(TASK ITEM):
In your copy of the entries, please include no pictures and return every word exactly.

(Data entries):
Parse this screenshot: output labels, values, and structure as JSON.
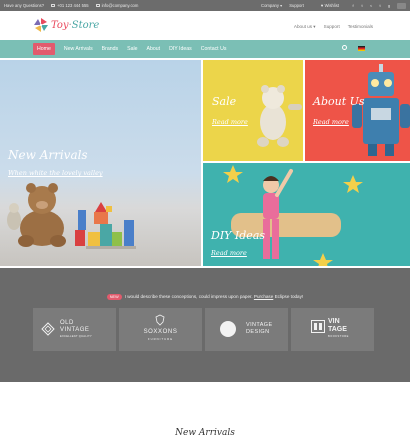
{
  "topbar": {
    "question": "Have any Questions?",
    "phone": "+01 123 444 555",
    "email": "info@company.com",
    "account": "Company",
    "support": "Support",
    "wishlist": "Wishlist"
  },
  "header": {
    "logo_part1": "Toy",
    "logo_part2": "Store",
    "nav": [
      "About us",
      "Support",
      "Testimonials"
    ]
  },
  "mainnav": {
    "items": [
      "Home",
      "New Arrivals",
      "Brands",
      "Sale",
      "About",
      "DIY Ideas",
      "Contact Us"
    ],
    "active": "Home"
  },
  "hero": {
    "main": {
      "title": "New Arrivals",
      "link": "When white the lovely valley"
    },
    "sale": {
      "title": "Sale",
      "link": "Read more"
    },
    "about": {
      "title": "About Us",
      "link": "Read more"
    },
    "diy": {
      "title": "DIY Ideas",
      "link": "Read more"
    }
  },
  "strip": {
    "badge": "NEW",
    "notice": "I would describe these conceptions, could impress upon paper.",
    "purchase": "Purchase",
    "notice_end": "Eclipse today!",
    "brands": [
      {
        "line1": "OLD",
        "line2": "VINTAGE",
        "line3": "EXCELLENT QUALITY"
      },
      {
        "line1": "SOXXONS",
        "line2": "FURNITURE"
      },
      {
        "line1": "VINTAGE",
        "line2": "DESIGN"
      },
      {
        "line1": "VIN",
        "line2": "TAGE",
        "line3": "BOOKSTORE"
      }
    ]
  },
  "section_title": "New Arrivals",
  "colors": {
    "accent": "#e25b6d",
    "nav": "#7bbfb5",
    "sale": "#ecd54a",
    "about": "#ee5448",
    "diy": "#3fb2ae",
    "strip": "#6a6a6a"
  }
}
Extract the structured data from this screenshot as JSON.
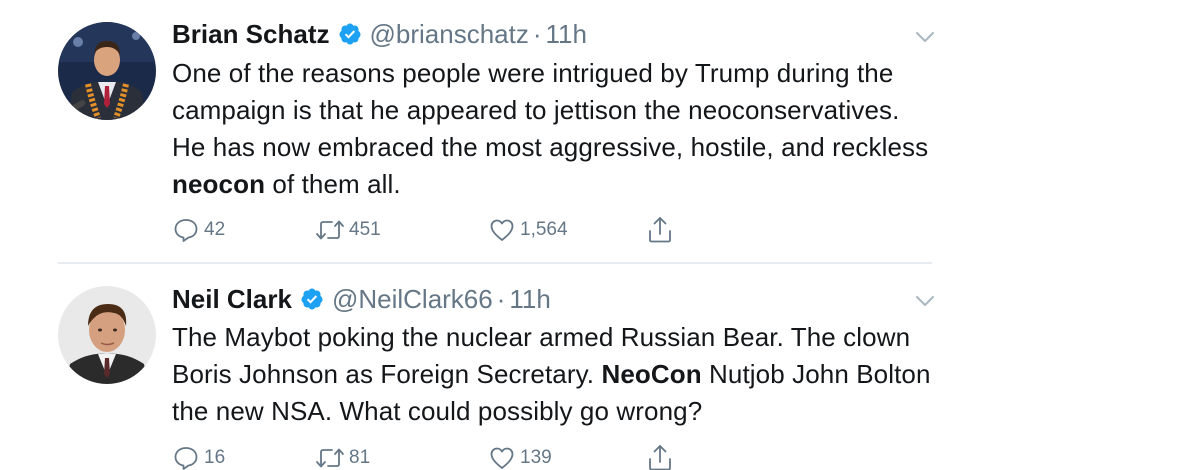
{
  "tweets": [
    {
      "name": "Brian Schatz",
      "handle": "@brianschatz",
      "separator": "·",
      "time": "11h",
      "text_segments": [
        {
          "text": "One of the reasons people were intrigued by Trump during the campaign is that he appeared to jettison the neoconservatives. He has now embraced the most aggressive, hostile, and reckless "
        },
        {
          "text": "neocon",
          "bold": true
        },
        {
          "text": " of them all."
        }
      ],
      "stats": {
        "replies": "42",
        "retweets": "451",
        "likes": "1,564"
      }
    },
    {
      "name": "Neil Clark",
      "handle": "@NeilClark66",
      "separator": "·",
      "time": "11h",
      "text_segments": [
        {
          "text": "The Maybot poking the nuclear armed Russian Bear. The clown Boris Johnson as Foreign Secretary. "
        },
        {
          "text": "NeoCon",
          "bold": true
        },
        {
          "text": " Nutjob John Bolton the new NSA. What could possibly go wrong?"
        }
      ],
      "stats": {
        "replies": "16",
        "retweets": "81",
        "likes": "139"
      }
    }
  ],
  "icons": {
    "verified": "verified-badge-icon",
    "caret": "chevron-down-icon",
    "reply": "reply-icon",
    "retweet": "retweet-icon",
    "like": "heart-icon",
    "share": "share-icon"
  },
  "colors": {
    "verified": "#1da1f2",
    "muted": "#657786",
    "text": "#14171a",
    "divider": "#e6ecf0"
  }
}
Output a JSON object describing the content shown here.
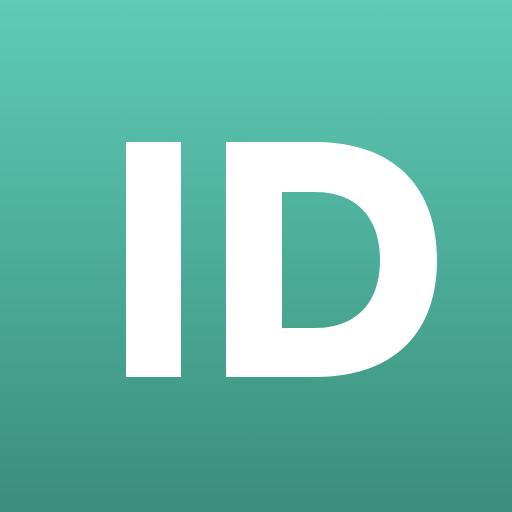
{
  "icon": {
    "name": "ID",
    "colors": {
      "gradient_top": "#5FCCB6",
      "gradient_bottom": "#3A8E7A",
      "glyph": "#FFFFFF"
    }
  }
}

(TASK ANSWER):
Parse this screenshot: output labels, values, and structure as JSON.
{
  "topbar": {
    "question": "Have any Questions?",
    "phone": "+01 123 444 555",
    "email": "info@company.com",
    "account": "Company",
    "support": "Support",
    "wishlist": "Wishlist"
  },
  "header": {
    "logo_part1": "Toy",
    "logo_part2": "Store",
    "nav": [
      "About us",
      "Support",
      "Testimonials"
    ]
  },
  "mainnav": {
    "items": [
      "Home",
      "New Arrivals",
      "Brands",
      "Sale",
      "About",
      "DIY Ideas",
      "Contact Us"
    ],
    "active": "Home"
  },
  "hero": {
    "main": {
      "title": "New Arrivals",
      "link": "When white the lovely valley"
    },
    "sale": {
      "title": "Sale",
      "link": "Read more"
    },
    "about": {
      "title": "About Us",
      "link": "Read more"
    },
    "diy": {
      "title": "DIY Ideas",
      "link": "Read more"
    }
  },
  "strip": {
    "badge": "NEW",
    "notice": "I would describe these conceptions, could impress upon paper.",
    "purchase": "Purchase",
    "notice_end": "Eclipse today!",
    "brands": [
      {
        "line1": "OLD",
        "line2": "VINTAGE",
        "line3": "EXCELLENT QUALITY"
      },
      {
        "line1": "SOXXONS",
        "line2": "FURNITURE"
      },
      {
        "line1": "VINTAGE",
        "line2": "DESIGN"
      },
      {
        "line1": "VIN",
        "line2": "TAGE",
        "line3": "BOOKSTORE"
      }
    ]
  },
  "section_title": "New Arrivals",
  "colors": {
    "accent": "#e25b6d",
    "nav": "#7bbfb5",
    "sale": "#ecd54a",
    "about": "#ee5448",
    "diy": "#3fb2ae",
    "strip": "#6a6a6a"
  }
}
Extract the structured data from this screenshot as JSON.
{
  "tweets": [
    {
      "name": "Brian Schatz",
      "handle": "@brianschatz",
      "separator": "·",
      "time": "11h",
      "text_segments": [
        {
          "text": "One of the reasons people were intrigued by Trump during the campaign is that he appeared to jettison the neoconservatives. He has now embraced the most aggressive, hostile, and reckless "
        },
        {
          "text": "neocon",
          "bold": true
        },
        {
          "text": " of them all."
        }
      ],
      "stats": {
        "replies": "42",
        "retweets": "451",
        "likes": "1,564"
      }
    },
    {
      "name": "Neil Clark",
      "handle": "@NeilClark66",
      "separator": "·",
      "time": "11h",
      "text_segments": [
        {
          "text": "The Maybot poking the nuclear armed Russian Bear. The clown Boris Johnson as Foreign Secretary. "
        },
        {
          "text": "NeoCon",
          "bold": true
        },
        {
          "text": " Nutjob John Bolton the new NSA. What could possibly go wrong?"
        }
      ],
      "stats": {
        "replies": "16",
        "retweets": "81",
        "likes": "139"
      }
    }
  ],
  "icons": {
    "verified": "verified-badge-icon",
    "caret": "chevron-down-icon",
    "reply": "reply-icon",
    "retweet": "retweet-icon",
    "like": "heart-icon",
    "share": "share-icon"
  },
  "colors": {
    "verified": "#1da1f2",
    "muted": "#657786",
    "text": "#14171a",
    "divider": "#e6ecf0"
  }
}
Output a JSON object describing the content shown here.
{
  "icon": {
    "name": "ID",
    "colors": {
      "gradient_top": "#5FCCB6",
      "gradient_bottom": "#3A8E7A",
      "glyph": "#FFFFFF"
    }
  }
}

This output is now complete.